* PROBLEM TO SOLVE:
What lines below include the word "this"? Copy each one.

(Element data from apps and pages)
*** Begin section ***
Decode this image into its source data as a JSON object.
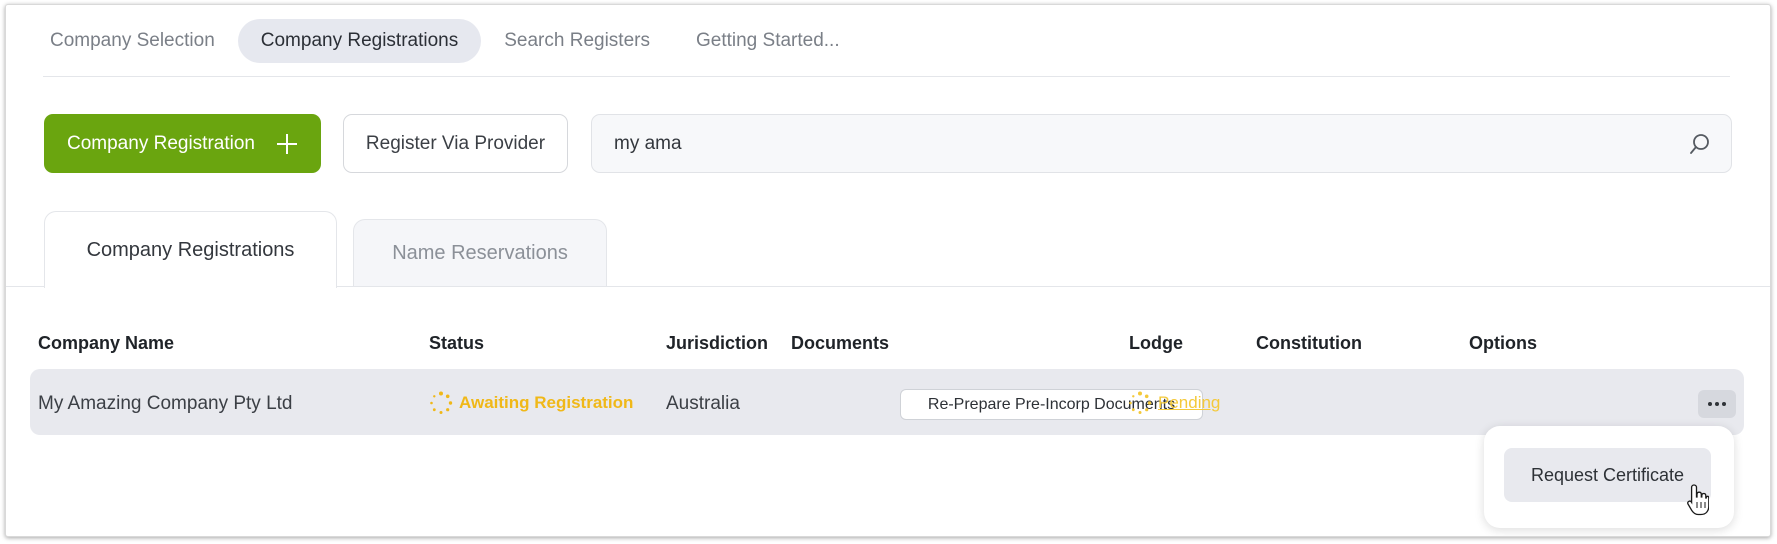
{
  "topnav": {
    "items": [
      {
        "label": "Company Selection",
        "active": false
      },
      {
        "label": "Company Registrations",
        "active": true
      },
      {
        "label": "Search Registers",
        "active": false
      },
      {
        "label": "Getting Started...",
        "active": false
      }
    ]
  },
  "actions": {
    "primary_label": "Company Registration",
    "secondary_label": "Register Via Provider",
    "search_value": "my ama"
  },
  "tabs": {
    "active_label": "Company Registrations",
    "inactive_label": "Name Reservations"
  },
  "table": {
    "headers": {
      "company_name": "Company Name",
      "status": "Status",
      "jurisdiction": "Jurisdiction",
      "documents": "Documents",
      "lodge": "Lodge",
      "constitution": "Constitution",
      "options": "Options"
    },
    "rows": [
      {
        "company_name": "My Amazing Company Pty Ltd",
        "status": "Awaiting Registration",
        "jurisdiction": "Australia",
        "documents": "Re-Prepare Pre-Incorp Documents",
        "lodge": "Pending",
        "constitution": ""
      }
    ]
  },
  "dropdown": {
    "item_label": "Request Certificate"
  },
  "colors": {
    "primary": "#6aa50f",
    "status_pending": "#f0b818",
    "row_bg": "#e8e9ee"
  }
}
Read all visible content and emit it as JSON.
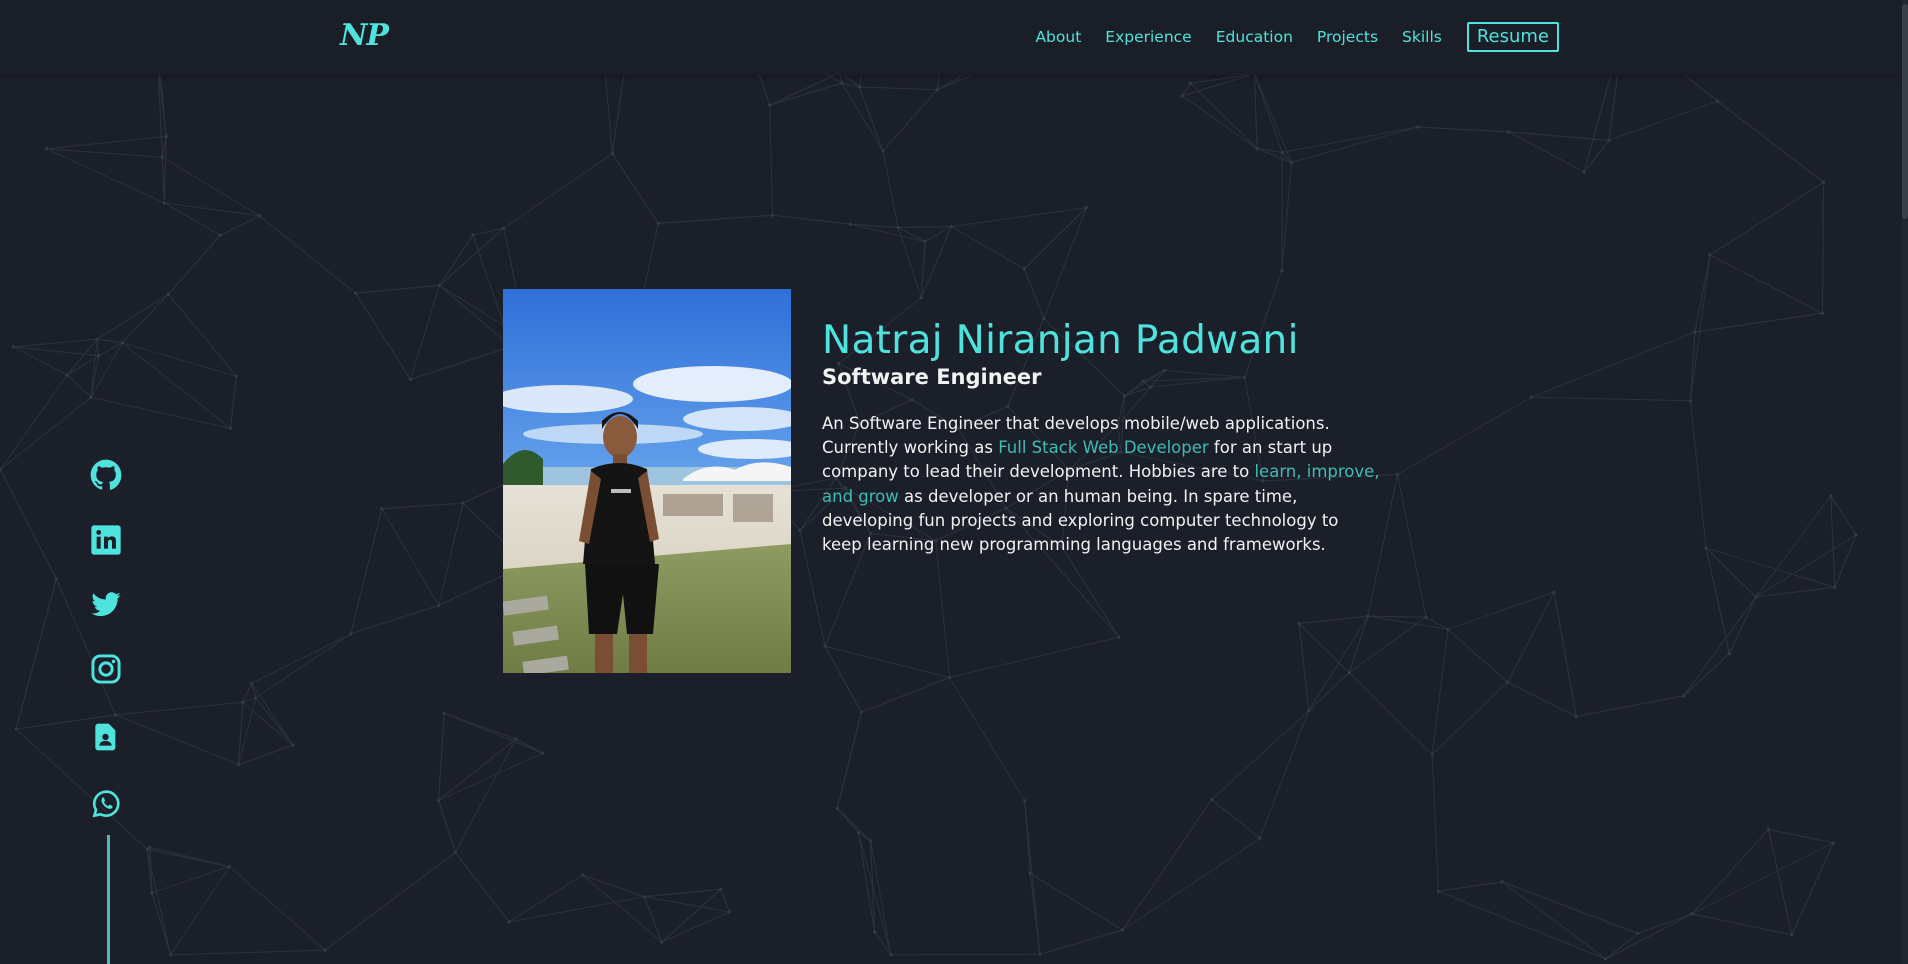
{
  "logo": "NP",
  "nav": {
    "links": [
      "About",
      "Experience",
      "Education",
      "Projects",
      "Skills"
    ],
    "resume_label": "Resume"
  },
  "social": [
    {
      "name": "github-icon"
    },
    {
      "name": "linkedin-icon"
    },
    {
      "name": "twitter-icon"
    },
    {
      "name": "instagram-icon"
    },
    {
      "name": "resume-document-icon"
    },
    {
      "name": "whatsapp-icon"
    }
  ],
  "hero": {
    "name": "Natraj Niranjan Padwani",
    "role": "Software Engineer",
    "bio": {
      "part1": "An Software Engineer that develops mobile/web applications. Currently working as ",
      "highlight1": "Full Stack Web Developer",
      "part2": " for an start up company to lead their development. Hobbies are to ",
      "highlight2": "learn, improve, and grow",
      "part3": " as developer or an human being. In spare time, developing fun projects and exploring computer technology to keep learning new programming languages and frameworks."
    }
  },
  "colors": {
    "accent": "#4fe3dd",
    "accent_muted": "#3fbcb4",
    "background": "#1b1f29",
    "navbar": "#1a1e27",
    "text": "#f2f2f2"
  }
}
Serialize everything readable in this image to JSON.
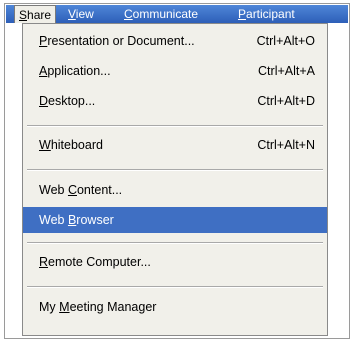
{
  "menubar": {
    "items": [
      {
        "label": "Share",
        "accel": "S",
        "rest": "hare"
      },
      {
        "label": "View",
        "accel": "V",
        "rest": "iew"
      },
      {
        "label": "Communicate",
        "accel": "C",
        "rest": "ommunicate"
      },
      {
        "label": "Participant",
        "accel": "P",
        "rest": "articipant"
      }
    ]
  },
  "share_menu": {
    "items": [
      {
        "accel": "P",
        "rest": "resentation or Document...",
        "label": "Presentation or Document...",
        "shortcut": "Ctrl+Alt+O"
      },
      {
        "accel": "A",
        "rest": "pplication...",
        "label": "Application...",
        "shortcut": "Ctrl+Alt+A"
      },
      {
        "accel": "D",
        "rest": "esktop...",
        "label": "Desktop...",
        "shortcut": "Ctrl+Alt+D"
      },
      {
        "accel": "W",
        "rest": "hiteboard",
        "label": "Whiteboard",
        "shortcut": "Ctrl+Alt+N"
      },
      {
        "before": "Web ",
        "accel": "C",
        "rest": "ontent...",
        "label": "Web Content...",
        "shortcut": ""
      },
      {
        "before": "Web ",
        "accel": "B",
        "rest": "rowser",
        "label": "Web Browser",
        "shortcut": "",
        "highlighted": true
      },
      {
        "accel": "R",
        "rest": "emote Computer...",
        "label": "Remote Computer...",
        "shortcut": ""
      },
      {
        "before": "My ",
        "accel": "M",
        "rest": "eeting Manager",
        "label": "My Meeting Manager",
        "shortcut": ""
      }
    ]
  }
}
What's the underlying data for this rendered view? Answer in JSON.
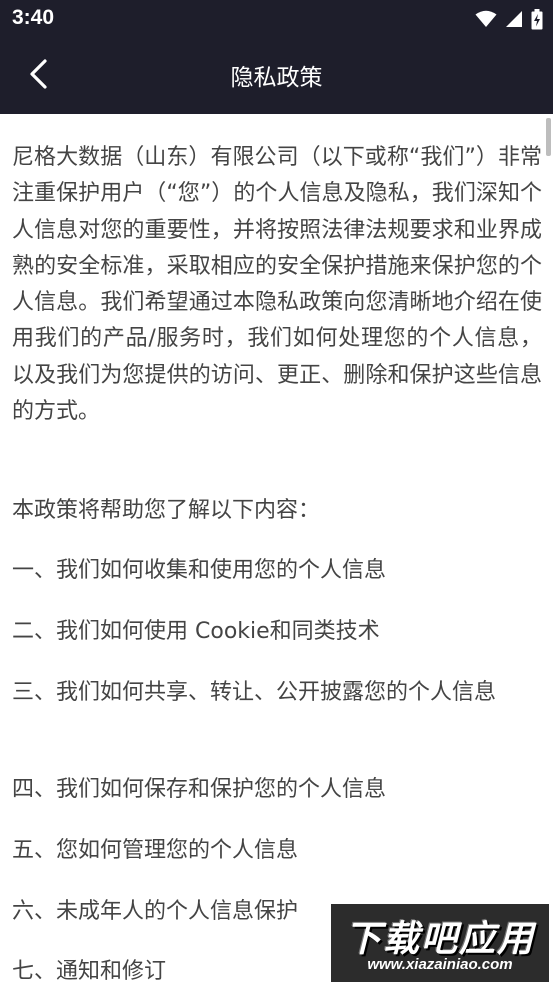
{
  "status_bar": {
    "time": "3:40",
    "icons": [
      "wifi-icon",
      "signal-icon",
      "battery-icon"
    ]
  },
  "appbar": {
    "title": "隐私政策",
    "back_icon": "chevron-left-icon"
  },
  "content": {
    "intro": "尼格大数据（山东）有限公司（以下或称“我们”）非常注重保护用户（“您”）的个人信息及隐私，我们深知个人信息对您的重要性，并将按照法律法规要求和业界成熟的安全标准，采取相应的安全保护措施来保护您的个人信息。我们希望通过本隐私政策向您清晰地介绍在使用我们的产品/服务时，我们如何处理您的个人信息，以及我们为您提供的访问、更正、删除和保护这些信息的方式。",
    "lead": "本政策将帮助您了解以下内容：",
    "sections": [
      "一、我们如何收集和使用您的个人信息",
      "二、我们如何使用 Cookie和同类技术",
      "三、我们如何共享、转让、公开披露您的个人信息",
      "四、我们如何保存和保护您的个人信息",
      "五、您如何管理您的个人信息",
      "六、未成年人的个人信息保护",
      "七、通知和修订"
    ]
  },
  "watermark": {
    "main": "下载吧应用",
    "url": "www.xiazainiao.com"
  },
  "colors": {
    "appbar_bg": "#1e1e2b",
    "text": "#444444",
    "background": "#ffffff"
  }
}
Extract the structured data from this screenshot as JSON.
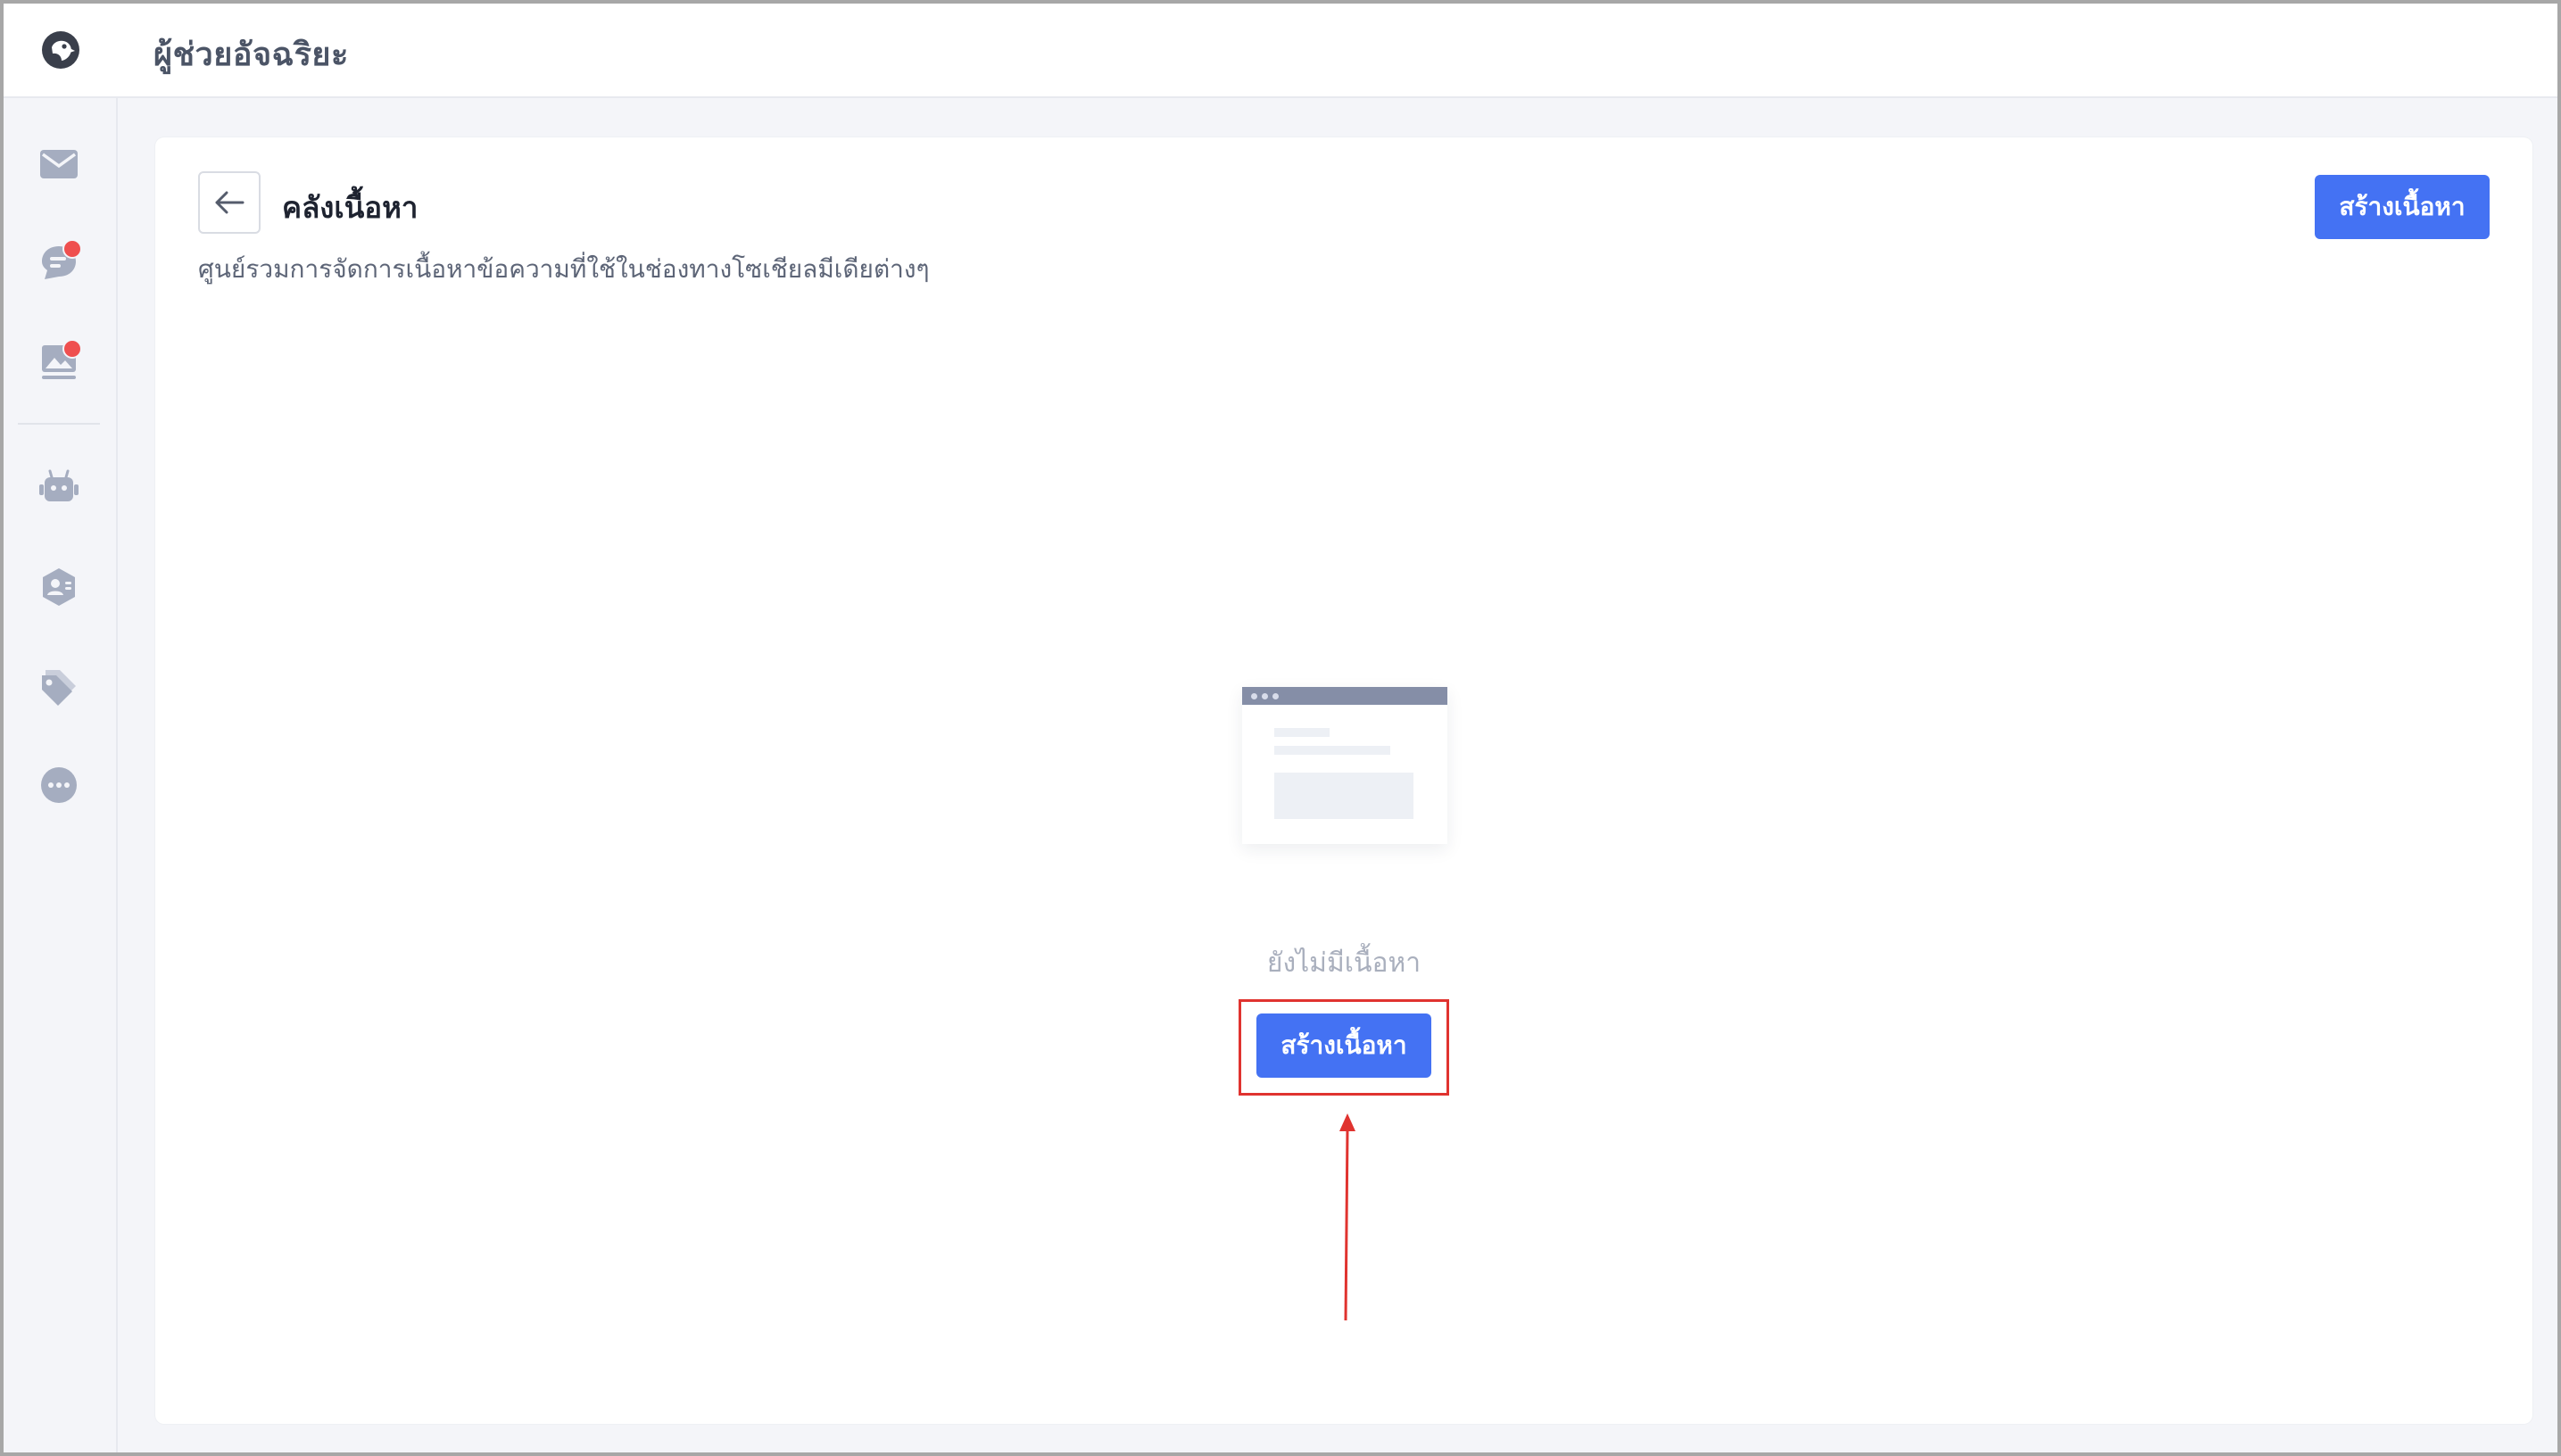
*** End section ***
* RESULT:
Decode this image into its source data as a JSON object.
Serialize everything readable in this image to JSON.
What's the underlying data for this rendered view? Answer in JSON.
Extract the structured data from this screenshot as JSON.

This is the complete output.